(Data records for software interfaces)
###

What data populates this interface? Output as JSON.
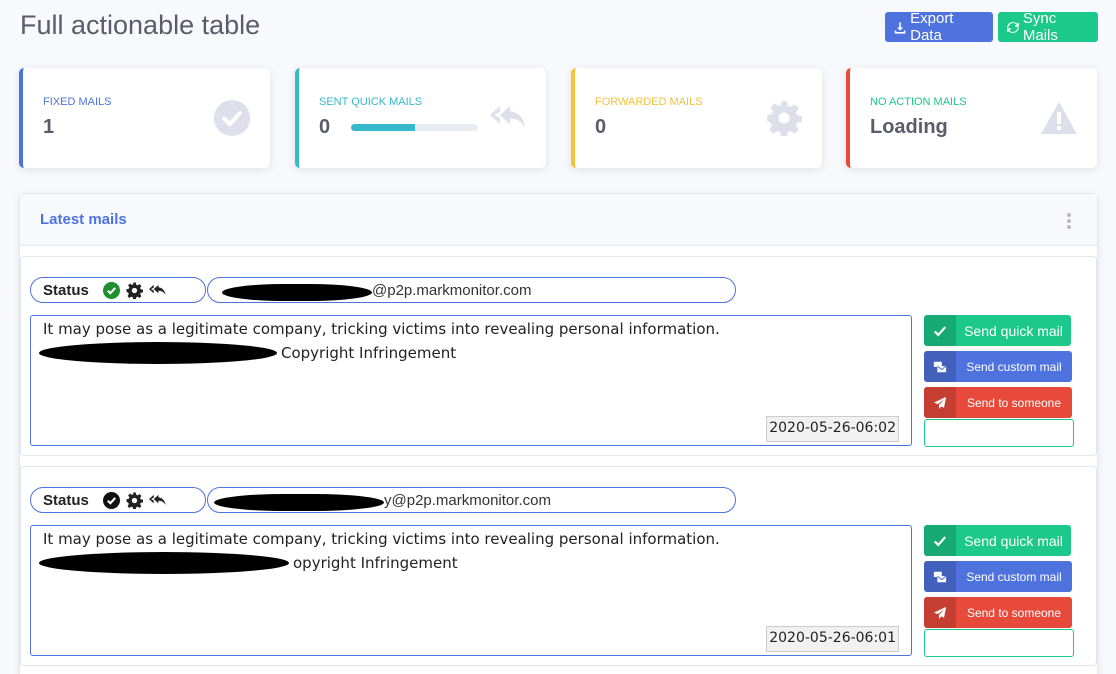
{
  "header": {
    "title": "Full actionable table",
    "export_label": "Export Data",
    "sync_label": "Sync Mails"
  },
  "stats": [
    {
      "label": "FIXED MAILS",
      "value": "1",
      "icon": "check-circle-icon",
      "color": "#4e73df"
    },
    {
      "label": "SENT QUICK MAILS",
      "value": "0",
      "progress": 0.5,
      "icon": "reply-all-icon",
      "color": "#36b9cc"
    },
    {
      "label": "FORWARDED MAILS",
      "value": "0",
      "icon": "gear-icon",
      "color": "#f6c23e"
    },
    {
      "label": "NO ACTION MAILS",
      "value": "Loading",
      "icon": "warning-icon",
      "color": "#e74a3b"
    }
  ],
  "panel": {
    "title": "Latest mails"
  },
  "mails": [
    {
      "status_label": "Status",
      "email_domain": "@p2p.markmonitor.com",
      "line1": "It may pose as a legitimate company, tricking victims into revealing personal information.",
      "line2_suffix": "Copyright Infringement",
      "date": "2020-05-26-06:02",
      "check_color": "#1e8e2e"
    },
    {
      "status_label": "Status",
      "email_domain": "y@p2p.markmonitor.com",
      "line1": "It may pose as a legitimate company, tricking victims into revealing personal information.",
      "line2_suffix": "opyright Infringement",
      "date": "2020-05-26-06:01",
      "check_color": "#111111"
    }
  ],
  "actions": {
    "quick": "Send quick mail",
    "custom": "Send custom mail",
    "someone": "Send to someone"
  },
  "colors": {
    "primary": "#4e73df",
    "success": "#1cc88a",
    "info": "#36b9cc",
    "warning": "#f6c23e",
    "danger": "#e74a3b"
  }
}
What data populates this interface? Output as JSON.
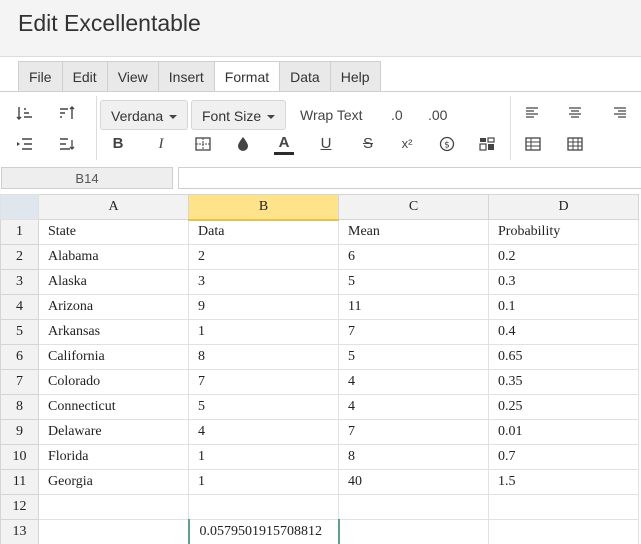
{
  "app": {
    "title": "Edit Excellentable"
  },
  "menu": {
    "tabs": [
      {
        "label": "File"
      },
      {
        "label": "Edit"
      },
      {
        "label": "View"
      },
      {
        "label": "Insert"
      },
      {
        "label": "Format",
        "active": true
      },
      {
        "label": "Data"
      },
      {
        "label": "Help"
      }
    ]
  },
  "toolbar": {
    "font_family": "Verdana",
    "font_size": "Font Size",
    "wrap_text": "Wrap Text",
    "decimal_decrease": ".0",
    "decimal_increase": ".00",
    "bold": "B",
    "italic": "I",
    "underline": "U",
    "strike": "S",
    "superscript": "x²",
    "font_color": "A",
    "font_color_value": "#2b2b2b",
    "icons": [
      "sort-ascending-icon",
      "sort-descending-icon",
      "indent-increase-icon",
      "indent-decrease-icon",
      "borders-icon",
      "fill-color-icon",
      "currency-icon",
      "conditional-format-icon",
      "align-left-icon",
      "align-center-icon",
      "align-right-icon",
      "table-icon",
      "grid-icon"
    ]
  },
  "formula_bar": {
    "cell_ref": "B14",
    "value": ""
  },
  "grid": {
    "columns": [
      "A",
      "B",
      "C",
      "D"
    ],
    "selected_column": "B",
    "rows": [
      {
        "num": "1",
        "cells": [
          "State",
          "Data",
          "Mean",
          "Probability"
        ]
      },
      {
        "num": "2",
        "cells": [
          "Alabama",
          "2",
          "6",
          "0.2"
        ]
      },
      {
        "num": "3",
        "cells": [
          "Alaska",
          "3",
          "5",
          "0.3"
        ]
      },
      {
        "num": "4",
        "cells": [
          "Arizona",
          "9",
          "11",
          "0.1"
        ]
      },
      {
        "num": "5",
        "cells": [
          "Arkansas",
          "1",
          "7",
          "0.4"
        ]
      },
      {
        "num": "6",
        "cells": [
          "California",
          "8",
          "5",
          "0.65"
        ]
      },
      {
        "num": "7",
        "cells": [
          "Colorado",
          "7",
          "4",
          "0.35"
        ]
      },
      {
        "num": "8",
        "cells": [
          "Connecticut",
          "5",
          "4",
          "0.25"
        ]
      },
      {
        "num": "9",
        "cells": [
          "Delaware",
          "4",
          "7",
          "0.01"
        ]
      },
      {
        "num": "10",
        "cells": [
          "Florida",
          "1",
          "8",
          "0.7"
        ]
      },
      {
        "num": "11",
        "cells": [
          "Georgia",
          "1",
          "40",
          "1.5"
        ]
      },
      {
        "num": "12",
        "cells": [
          "",
          "",
          "",
          ""
        ]
      },
      {
        "num": "13",
        "cells": [
          "",
          "0.0579501915708812",
          "",
          ""
        ]
      }
    ]
  }
}
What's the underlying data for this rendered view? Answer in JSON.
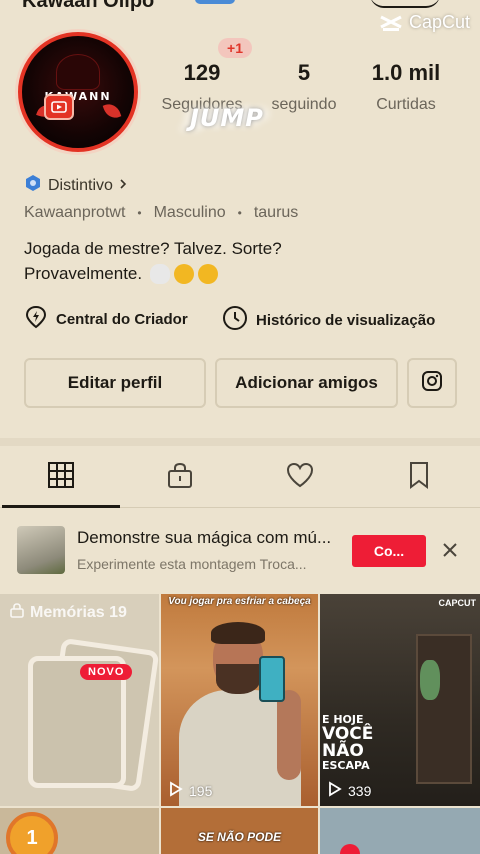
{
  "header": {
    "username": "Kawaan Olipo",
    "capcut_watermark": "CapCut"
  },
  "profile": {
    "avatar_text": "KAWANN",
    "followers_delta": "+1",
    "stats": [
      {
        "value": "129",
        "label": "Seguidores"
      },
      {
        "value": "5",
        "label": "seguindo"
      },
      {
        "value": "1.0 mil",
        "label": "Curtidas"
      }
    ],
    "overlay_sticker": "JUMP",
    "badge_label": "Distintivo",
    "handle": "Kawaanprotwt",
    "gender": "Masculino",
    "sign": "taurus",
    "bio_line1": "Jogada de mestre? Talvez. Sorte?",
    "bio_line2": "Provavelmente."
  },
  "tools": {
    "creator_center": "Central do Criador",
    "watch_history": "Histórico de visualização"
  },
  "actions": {
    "edit_profile": "Editar perfil",
    "add_friends": "Adicionar amigos"
  },
  "promo": {
    "title": "Demonstre sua mágica com mú...",
    "subtitle": "Experimente esta montagem Troca...",
    "button": "Co..."
  },
  "grid": {
    "memories_label": "Memórias 19",
    "new_badge": "NOVO",
    "video2_caption": "Vou jogar pra esfriar a cabeça",
    "video2_views": "195",
    "video3_text_1": "E HOJE",
    "video3_text_2": "VOCÊ",
    "video3_text_3": "NÃO",
    "video3_text_4": "ESCAPA",
    "video3_watermark": "CAPCUT",
    "video3_views": "339",
    "row2_coin": "1",
    "row2_caption": "SE NÃO PODE"
  },
  "colors": {
    "background": "#ece3cf",
    "accent_red": "#ee1d36",
    "text_primary": "#1d1a14",
    "text_secondary": "#6b655a"
  }
}
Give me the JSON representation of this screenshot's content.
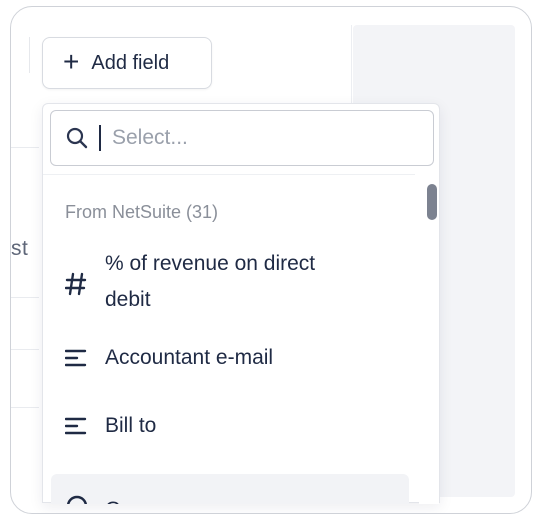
{
  "toolbar": {
    "add_field_label": "Add field"
  },
  "search": {
    "value": "",
    "placeholder": "Select..."
  },
  "list": {
    "group_label": "From NetSuite (31)",
    "items": [
      {
        "label_line1": "% of revenue on direct",
        "label_line2": "debit",
        "icon": "hash-icon"
      },
      {
        "label": "Accountant e-mail",
        "icon": "text-lines-icon"
      },
      {
        "label": "Bill to",
        "icon": "text-lines-icon"
      },
      {
        "label": "C...",
        "icon": "circle-icon"
      }
    ]
  },
  "background": {
    "left_fragment_text": "st"
  },
  "colors": {
    "text": "#1f2a44",
    "muted": "#8a8f99",
    "panel": "#f3f4f7",
    "border": "#d8dbe1"
  }
}
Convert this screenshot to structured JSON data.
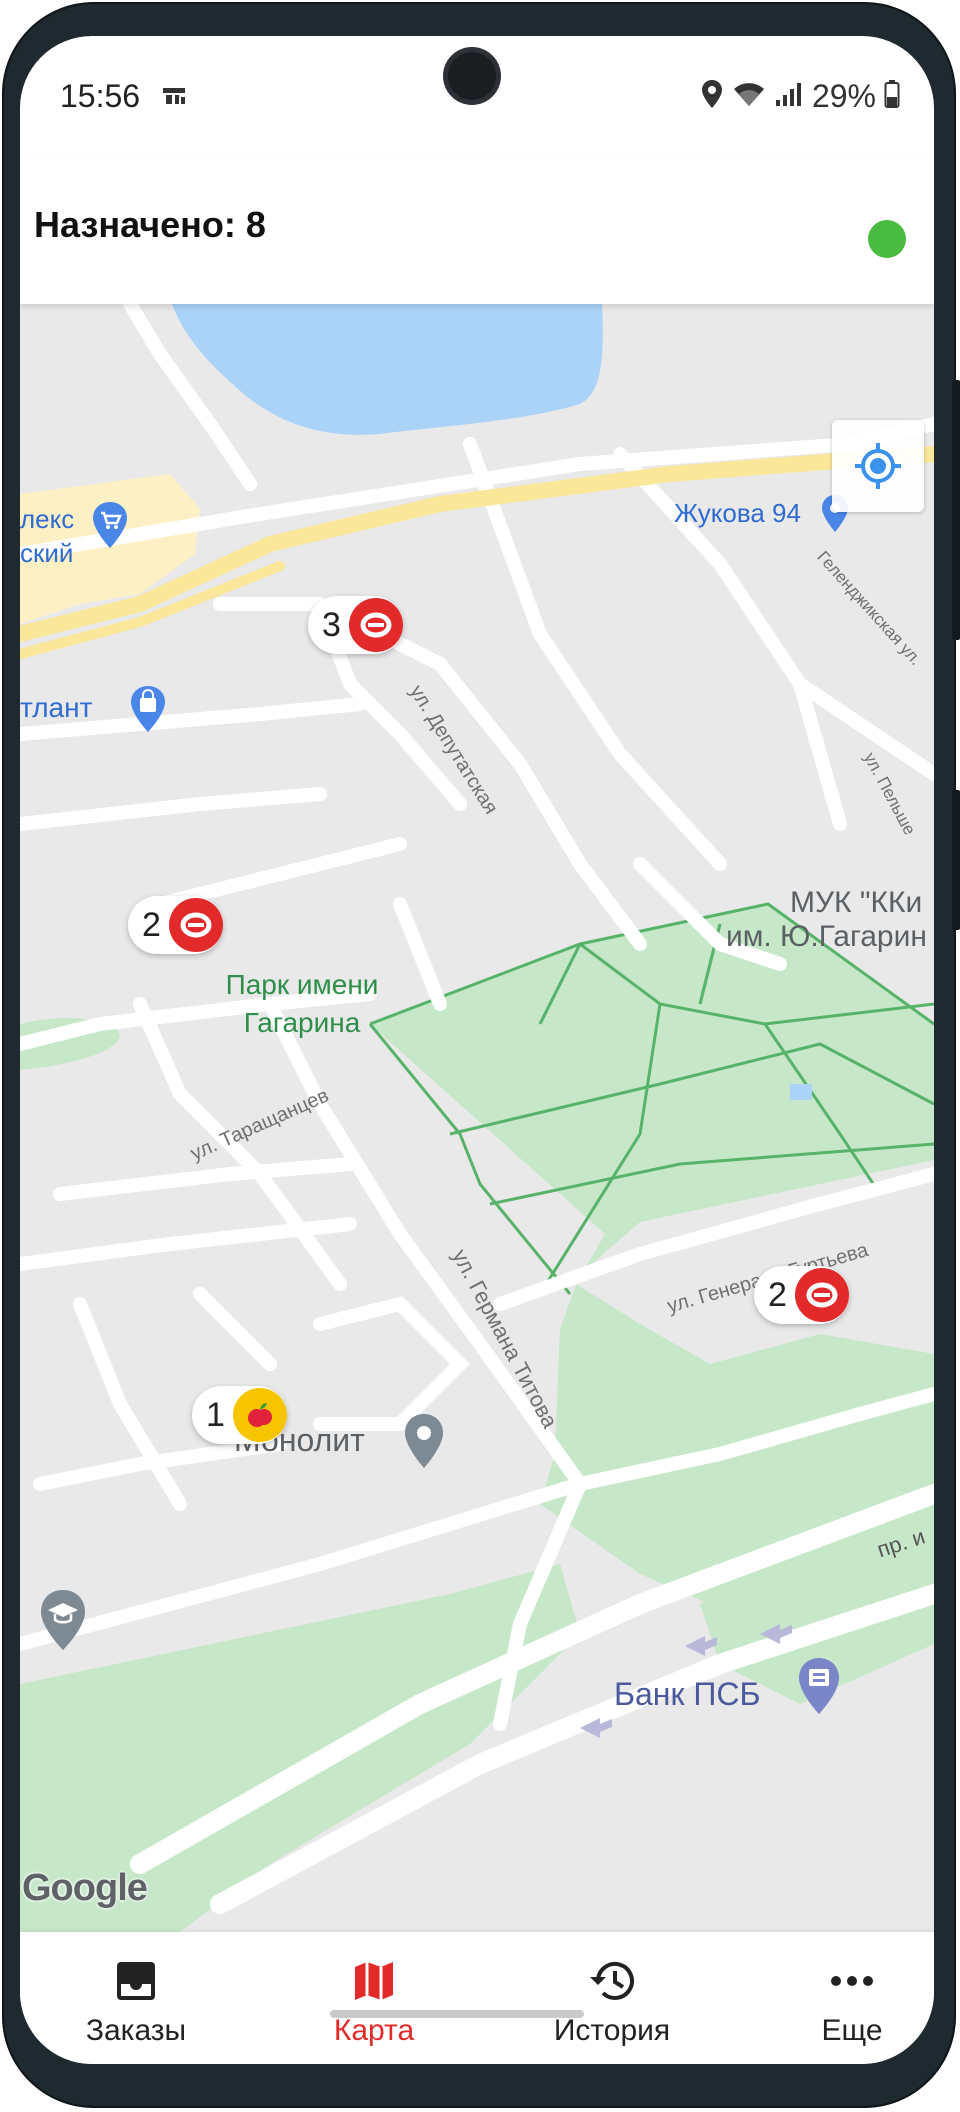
{
  "status_bar": {
    "time": "15:56",
    "battery": "29%"
  },
  "header": {
    "title": "Назначено: 8",
    "status_color": "#48bb40"
  },
  "map": {
    "streets": {
      "deputatskaya": "ул. Депутатская",
      "taraschantsev": "ул. Таращанцев",
      "titova": "ул. Германа Титова",
      "gurtyeva": "ул. Генерала Гуртьева",
      "gelendzhikskaya": "Геленджикская ул.",
      "pelshe": "ул. Пельше",
      "avenue": "пр. и"
    },
    "labels": {
      "park": "Парк имени\nГагарина",
      "muk_line1": "МУК \"ККи",
      "muk_line2": "им. Ю.Гагарин",
      "zhukova": "Жукова 94",
      "lex_line1": "лекс",
      "lex_line2": "ский",
      "atlant": "тлант",
      "monolit": "Монолит",
      "bank": "Банк ПСБ",
      "google": "Google"
    },
    "markers": [
      {
        "count": "3",
        "brand": "red-circle"
      },
      {
        "count": "2",
        "brand": "red-circle"
      },
      {
        "count": "2",
        "brand": "red-circle"
      },
      {
        "count": "1",
        "brand": "apple-yellow"
      }
    ],
    "colors": {
      "water": "#aad3f7",
      "park": "#c6e7c8",
      "road": "#ffffff",
      "highway": "#fbe79a",
      "brand_red": "#e22a2a",
      "brand_yellow": "#f7c500"
    }
  },
  "nav": {
    "items": [
      {
        "label": "Заказы",
        "icon": "inbox-icon"
      },
      {
        "label": "Карта",
        "icon": "map-icon",
        "active": true
      },
      {
        "label": "История",
        "icon": "history-icon"
      },
      {
        "label": "Еще",
        "icon": "more-icon"
      }
    ],
    "active_color": "#e22a2a"
  }
}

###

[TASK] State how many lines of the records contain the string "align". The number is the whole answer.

[REPLY] 3